Glacier Peak Wilderness to Stevens Pass – Day 2

For every terrible day of hiking spent going uphill in a heat wave with no water, there are also perfectly divine days on the trail; today was one of those days. Overcast skies, cool temperatures, mostly downhill, and beautiful views.

Late Mornings

Brianna, Townie, and I stayed up chatting til past hiker midnight last night and woke up for coffee together before hitting the trail. All of us had set alarms, and none of us woke up to them. We talked about life and hiking, and upcoming trail info.

Townie quit her job to come hike the Washington section of the PCT this year, which is a section she did not get to do when she hiked the PCT in 2019, because of a foot fracture. She may come back and hike in California after a friend’s wedding in Sept. I would be stoked if our paths cross again, she is a social butterfly. We go to town with her once and we’d walk away with a dozen stories.

Even with the late start, we knocked out 19.6 miles today. The day was so easy that we could have done more, just chose not to. 

Blow Hard

Lots of blown-down trees towards the end of the day, but all of them had clear paths over, under, or around. Every NOBO we saw mentioned that 400+ down trees lay ahead of us and how terrible the trail was. If you hate blowdowns, then I guess it is terrible. If you accept blowdowns are just a part of life, it is just a slower version of normal.

Something I have to constantly remind myself when looking at trail maps is that an uphill or downhill is never just an uphill or a downhill. There are always other unknown factors that come into play, like loose rocks, sun exposure, sandy paths, storm exposure, heat waves, water carries, a bad night’s sleep, bugs, snow, ice, heavy packs, water crossings, down trees, and the list goes on. Every thru-hikers is managing 3, 4, or 5 of these things all at once. It’s a fluidly rotating situation of challenges to be underestimated at peril.

I used to think, “oh, a downhill, we should be able to make up time” and now I think, “oh, a downhill, this should be interesting.”

Tonight’s camp is by another creek, tucked away in the corner of many down trees but not near anything dangerous. As in life, things on the trail are more complicated than words could ever convince. We all think we can handle specific situations in a certain way until they happen to us. Afterwards, the veil of misconception lifts and we begin to appreciate what our forebears went through to get us to where we are today.

When I think about all of the hot pans I had to touch before understanding what my mother meant when she said, “don’t touch, it will burn you,” it reminds me how crucial firsthand experience is. “Save the rainforest,” they tell us, “protect the national parks.” But what does land a thousand miles away mean to me today when I have a mortgage payment due tomorrow? There is no bankruptcy program for deforestation, strip mining, or pollution.

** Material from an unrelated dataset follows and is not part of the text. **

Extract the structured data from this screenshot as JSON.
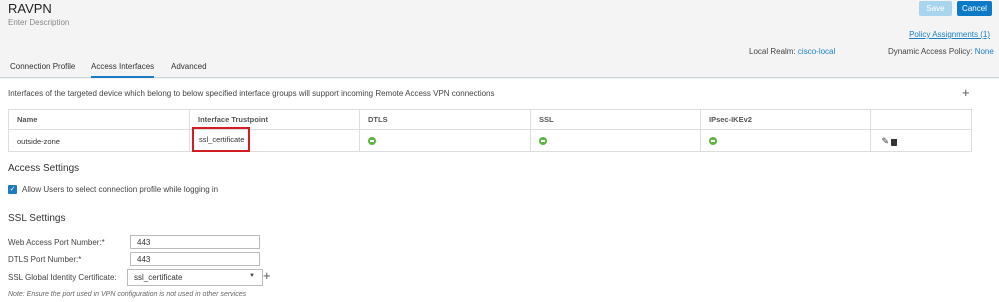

What would the United States of America look like if everyone had to enlist in the military for their first 2 years out of high school? What if their 3rd year was spent hiking or doing trail maintenance in remote areas of the country? The idea freedom, wildfires, and drought would become less abstract and more real life. “All gave some and some gave all,” could apply to so much more.